Not that the media wouldn't have been all up in Smith's face, either. After all, there was an easy and natural story line there to follow on Thursday night. From roughly the middle of that first round on, the comparisons to Aaron Rodgers began and escalated. It was Rodgers who expected to be taken with one of the early picks in his draft eight years earlier and he slipped all the way to No. 24. Smith one-upped him by slipping all the way to the second round and the 39th pick.
"You know, I watched that draft and I watched Aaron go through that,'' Smith said. "It's kind of ironic to see that and then you're put in that position.

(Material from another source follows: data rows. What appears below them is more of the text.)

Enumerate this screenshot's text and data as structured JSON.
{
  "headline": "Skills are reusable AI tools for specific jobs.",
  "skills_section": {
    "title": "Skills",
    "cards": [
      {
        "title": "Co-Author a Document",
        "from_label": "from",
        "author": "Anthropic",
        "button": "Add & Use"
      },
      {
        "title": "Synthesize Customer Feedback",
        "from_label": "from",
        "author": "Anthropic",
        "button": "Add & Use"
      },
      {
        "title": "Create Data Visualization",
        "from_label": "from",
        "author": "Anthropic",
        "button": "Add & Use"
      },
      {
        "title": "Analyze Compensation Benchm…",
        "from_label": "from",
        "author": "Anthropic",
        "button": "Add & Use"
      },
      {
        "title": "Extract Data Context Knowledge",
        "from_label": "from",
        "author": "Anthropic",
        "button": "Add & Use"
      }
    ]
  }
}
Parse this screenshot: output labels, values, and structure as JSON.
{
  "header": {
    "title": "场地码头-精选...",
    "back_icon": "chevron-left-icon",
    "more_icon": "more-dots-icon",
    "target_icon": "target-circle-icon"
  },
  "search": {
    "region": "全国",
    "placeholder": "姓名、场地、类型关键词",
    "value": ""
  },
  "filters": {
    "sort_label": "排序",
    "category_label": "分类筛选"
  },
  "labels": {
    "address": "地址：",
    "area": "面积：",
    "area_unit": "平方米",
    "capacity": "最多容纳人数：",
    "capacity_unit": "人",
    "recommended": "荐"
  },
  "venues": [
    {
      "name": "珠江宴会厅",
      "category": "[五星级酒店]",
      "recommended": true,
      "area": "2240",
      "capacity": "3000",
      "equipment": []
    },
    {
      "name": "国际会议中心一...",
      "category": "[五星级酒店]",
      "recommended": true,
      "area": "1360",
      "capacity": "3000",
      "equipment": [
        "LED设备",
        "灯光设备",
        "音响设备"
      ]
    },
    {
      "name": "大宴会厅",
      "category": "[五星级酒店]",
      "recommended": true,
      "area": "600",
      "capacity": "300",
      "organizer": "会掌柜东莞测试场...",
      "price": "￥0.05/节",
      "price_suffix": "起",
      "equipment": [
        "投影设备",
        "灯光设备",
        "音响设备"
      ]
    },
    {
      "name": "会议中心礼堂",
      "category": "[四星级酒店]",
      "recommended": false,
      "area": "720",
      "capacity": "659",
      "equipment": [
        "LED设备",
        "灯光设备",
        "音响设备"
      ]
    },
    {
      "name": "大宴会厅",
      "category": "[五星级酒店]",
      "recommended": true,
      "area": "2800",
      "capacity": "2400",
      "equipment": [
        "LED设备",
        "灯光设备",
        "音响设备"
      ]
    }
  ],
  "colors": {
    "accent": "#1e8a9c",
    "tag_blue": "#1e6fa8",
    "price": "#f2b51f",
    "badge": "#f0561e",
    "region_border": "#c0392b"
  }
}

"It was a test of patience. And I'm a patient guy. All of those guys who got picked ahead of me are deserving, so there's no bitterness toward them or any of those teams. I'm just ready to get in and play football again.''
There are always up sides to what Smith went through. Yes, he probably lost as much as $10 million on his initial NFL contract. And yes, there's the pride element involved.
But think about it. Had Smith gone somewhere in the first round, he would certainly have been expected to step in and play right away. Second-round guys have a little bit of leeway in that regard as far as expectations are concerned, although his New York destination pretty much wipes that out. Expectations and pressure are always high there.
There's also the motivation factor. Although Smith denies it, there has to be a part of him that says, "I'll show you.''
"I'm not going to sit here and say it's something I'm going to use as fuel or extra motivation,'' Smith said. "I'm already motivated. Just being in this position is a blessing for me. So I'm just going to smile as much as I can but remember all the things that happened.''
All things considered, maybe things couldn't have worked out much better.
"You know what? Like I said all along, whichever team decided to take me and decided to bring me in maybe as a franchise guy or maybe as a project, you never know how the situation may end,'' Smith said. "But to be a Jet is a dream come true for me. I've been watching football my entire life and the Jets have one of the most storied organizations in the NFL. So I'm just elated and ready to get to work.''
Reach Dave Hickman at 304-348-1734 or email@example.com or follow him at Twitter.com/dphickman1.